── Input material ──

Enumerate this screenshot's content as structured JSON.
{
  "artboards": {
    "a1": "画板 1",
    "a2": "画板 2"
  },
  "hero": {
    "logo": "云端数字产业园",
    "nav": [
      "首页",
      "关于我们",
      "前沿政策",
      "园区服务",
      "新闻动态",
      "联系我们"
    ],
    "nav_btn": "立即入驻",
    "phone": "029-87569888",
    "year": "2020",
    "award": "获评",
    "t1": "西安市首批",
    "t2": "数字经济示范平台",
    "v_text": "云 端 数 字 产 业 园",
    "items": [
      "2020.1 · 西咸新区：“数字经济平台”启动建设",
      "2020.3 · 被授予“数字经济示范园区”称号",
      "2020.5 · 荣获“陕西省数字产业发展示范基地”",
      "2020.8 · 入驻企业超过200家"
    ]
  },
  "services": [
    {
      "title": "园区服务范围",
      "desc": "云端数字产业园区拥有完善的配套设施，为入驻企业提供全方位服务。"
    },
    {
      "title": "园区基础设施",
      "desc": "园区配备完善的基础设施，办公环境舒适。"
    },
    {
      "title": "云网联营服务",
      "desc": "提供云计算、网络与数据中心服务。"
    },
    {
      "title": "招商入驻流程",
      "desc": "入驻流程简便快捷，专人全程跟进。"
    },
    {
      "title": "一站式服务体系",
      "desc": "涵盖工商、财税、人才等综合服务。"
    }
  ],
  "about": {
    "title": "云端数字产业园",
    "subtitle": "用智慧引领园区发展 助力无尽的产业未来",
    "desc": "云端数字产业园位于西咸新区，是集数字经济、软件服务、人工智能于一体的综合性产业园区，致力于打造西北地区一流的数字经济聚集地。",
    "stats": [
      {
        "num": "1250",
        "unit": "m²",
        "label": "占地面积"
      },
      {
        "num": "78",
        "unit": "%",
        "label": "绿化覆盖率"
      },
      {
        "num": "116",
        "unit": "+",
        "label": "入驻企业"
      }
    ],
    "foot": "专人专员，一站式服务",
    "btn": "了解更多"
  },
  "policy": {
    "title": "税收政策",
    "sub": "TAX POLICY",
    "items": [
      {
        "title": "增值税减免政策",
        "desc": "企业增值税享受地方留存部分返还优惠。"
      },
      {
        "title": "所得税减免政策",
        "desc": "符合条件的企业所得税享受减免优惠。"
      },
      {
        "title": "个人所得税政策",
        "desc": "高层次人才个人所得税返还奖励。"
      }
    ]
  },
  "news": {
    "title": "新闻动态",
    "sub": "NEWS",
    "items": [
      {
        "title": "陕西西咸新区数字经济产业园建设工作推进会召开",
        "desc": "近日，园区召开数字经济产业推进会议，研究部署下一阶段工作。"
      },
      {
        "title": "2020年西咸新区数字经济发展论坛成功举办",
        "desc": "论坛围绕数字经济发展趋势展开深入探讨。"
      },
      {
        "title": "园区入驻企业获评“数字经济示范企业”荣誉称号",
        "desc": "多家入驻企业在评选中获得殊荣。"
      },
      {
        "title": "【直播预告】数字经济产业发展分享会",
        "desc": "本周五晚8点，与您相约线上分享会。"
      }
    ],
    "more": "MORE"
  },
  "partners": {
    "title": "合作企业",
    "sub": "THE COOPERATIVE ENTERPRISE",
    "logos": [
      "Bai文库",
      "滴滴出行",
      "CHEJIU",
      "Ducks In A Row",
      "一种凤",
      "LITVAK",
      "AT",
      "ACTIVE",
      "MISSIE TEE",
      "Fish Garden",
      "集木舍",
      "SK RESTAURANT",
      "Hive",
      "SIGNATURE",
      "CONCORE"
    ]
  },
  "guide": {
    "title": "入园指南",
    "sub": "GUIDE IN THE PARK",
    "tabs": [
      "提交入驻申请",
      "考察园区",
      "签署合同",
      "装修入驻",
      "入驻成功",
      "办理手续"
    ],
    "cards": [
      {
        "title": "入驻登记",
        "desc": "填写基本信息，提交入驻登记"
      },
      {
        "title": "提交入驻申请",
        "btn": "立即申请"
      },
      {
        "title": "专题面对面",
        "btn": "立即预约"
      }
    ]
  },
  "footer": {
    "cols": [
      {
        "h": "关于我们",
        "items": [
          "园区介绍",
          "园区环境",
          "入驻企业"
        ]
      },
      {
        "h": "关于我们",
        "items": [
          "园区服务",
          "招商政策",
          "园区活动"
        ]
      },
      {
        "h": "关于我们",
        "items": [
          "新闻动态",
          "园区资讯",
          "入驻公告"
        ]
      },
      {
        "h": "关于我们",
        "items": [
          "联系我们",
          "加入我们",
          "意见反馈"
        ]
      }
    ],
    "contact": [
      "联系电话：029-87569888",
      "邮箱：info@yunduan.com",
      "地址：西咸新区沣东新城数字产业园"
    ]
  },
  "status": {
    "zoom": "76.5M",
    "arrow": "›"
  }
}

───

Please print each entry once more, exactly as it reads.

Enumerate this screenshot's content as structured JSON.
{
  "artboards": {
    "a1": "画板 1",
    "a2": "画板 2"
  },
  "hero": {
    "logo": "云端数字产业园",
    "nav": [
      "首页",
      "关于我们",
      "前沿政策",
      "园区服务",
      "新闻动态",
      "联系我们"
    ],
    "nav_btn": "立即入驻",
    "phone": "029-87569888",
    "year": "2020",
    "award": "获评",
    "t1": "西安市首批",
    "t2": "数字经济示范平台",
    "v_text": "云 端 数 字 产 业 园",
    "items": [
      "2020.1 · 西咸新区：“数字经济平台”启动建设",
      "2020.3 · 被授予“数字经济示范园区”称号",
      "2020.5 · 荣获“陕西省数字产业发展示范基地”",
      "2020.8 · 入驻企业超过200家"
    ]
  },
  "services": [
    {
      "title": "园区服务范围",
      "desc": "云端数字产业园区拥有完善的配套设施，为入驻企业提供全方位服务。"
    },
    {
      "title": "园区基础设施",
      "desc": "园区配备完善的基础设施，办公环境舒适。"
    },
    {
      "title": "云网联营服务",
      "desc": "提供云计算、网络与数据中心服务。"
    },
    {
      "title": "招商入驻流程",
      "desc": "入驻流程简便快捷，专人全程跟进。"
    },
    {
      "title": "一站式服务体系",
      "desc": "涵盖工商、财税、人才等综合服务。"
    }
  ],
  "about": {
    "title": "云端数字产业园",
    "subtitle": "用智慧引领园区发展 助力无尽的产业未来",
    "desc": "云端数字产业园位于西咸新区，是集数字经济、软件服务、人工智能于一体的综合性产业园区，致力于打造西北地区一流的数字经济聚集地。",
    "stats": [
      {
        "num": "1250",
        "unit": "m²",
        "label": "占地面积"
      },
      {
        "num": "78",
        "unit": "%",
        "label": "绿化覆盖率"
      },
      {
        "num": "116",
        "unit": "+",
        "label": "入驻企业"
      }
    ],
    "foot": "专人专员，一站式服务",
    "btn": "了解更多"
  },
  "policy": {
    "title": "税收政策",
    "sub": "TAX POLICY",
    "items": [
      {
        "title": "增值税减免政策",
        "desc": "企业增值税享受地方留存部分返还优惠。"
      },
      {
        "title": "所得税减免政策",
        "desc": "符合条件的企业所得税享受减免优惠。"
      },
      {
        "title": "个人所得税政策",
        "desc": "高层次人才个人所得税返还奖励。"
      }
    ]
  },
  "news": {
    "title": "新闻动态",
    "sub": "NEWS",
    "items": [
      {
        "title": "陕西西咸新区数字经济产业园建设工作推进会召开",
        "desc": "近日，园区召开数字经济产业推进会议，研究部署下一阶段工作。"
      },
      {
        "title": "2020年西咸新区数字经济发展论坛成功举办",
        "desc": "论坛围绕数字经济发展趋势展开深入探讨。"
      },
      {
        "title": "园区入驻企业获评“数字经济示范企业”荣誉称号",
        "desc": "多家入驻企业在评选中获得殊荣。"
      },
      {
        "title": "【直播预告】数字经济产业发展分享会",
        "desc": "本周五晚8点，与您相约线上分享会。"
      }
    ],
    "more": "MORE"
  },
  "partners": {
    "title": "合作企业",
    "sub": "THE COOPERATIVE ENTERPRISE",
    "logos": [
      "Bai文库",
      "滴滴出行",
      "CHEJIU",
      "Ducks In A Row",
      "一种凤",
      "LITVAK",
      "AT",
      "ACTIVE",
      "MISSIE TEE",
      "Fish Garden",
      "集木舍",
      "SK RESTAURANT",
      "Hive",
      "SIGNATURE",
      "CONCORE"
    ]
  },
  "guide": {
    "title": "入园指南",
    "sub": "GUIDE IN THE PARK",
    "tabs": [
      "提交入驻申请",
      "考察园区",
      "签署合同",
      "装修入驻",
      "入驻成功",
      "办理手续"
    ],
    "cards": [
      {
        "title": "入驻登记",
        "desc": "填写基本信息，提交入驻登记"
      },
      {
        "title": "提交入驻申请",
        "btn": "立即申请"
      },
      {
        "title": "专题面对面",
        "btn": "立即预约"
      }
    ]
  },
  "footer": {
    "cols": [
      {
        "h": "关于我们",
        "items": [
          "园区介绍",
          "园区环境",
          "入驻企业"
        ]
      },
      {
        "h": "关于我们",
        "items": [
          "园区服务",
          "招商政策",
          "园区活动"
        ]
      },
      {
        "h": "关于我们",
        "items": [
          "新闻动态",
          "园区资讯",
          "入驻公告"
        ]
      },
      {
        "h": "关于我们",
        "items": [
          "联系我们",
          "加入我们",
          "意见反馈"
        ]
      }
    ],
    "contact": [
      "联系电话：029-87569888",
      "邮箱：info@yunduan.com",
      "地址：西咸新区沣东新城数字产业园"
    ]
  },
  "status": {
    "zoom": "76.5M",
    "arrow": "›"
  }
}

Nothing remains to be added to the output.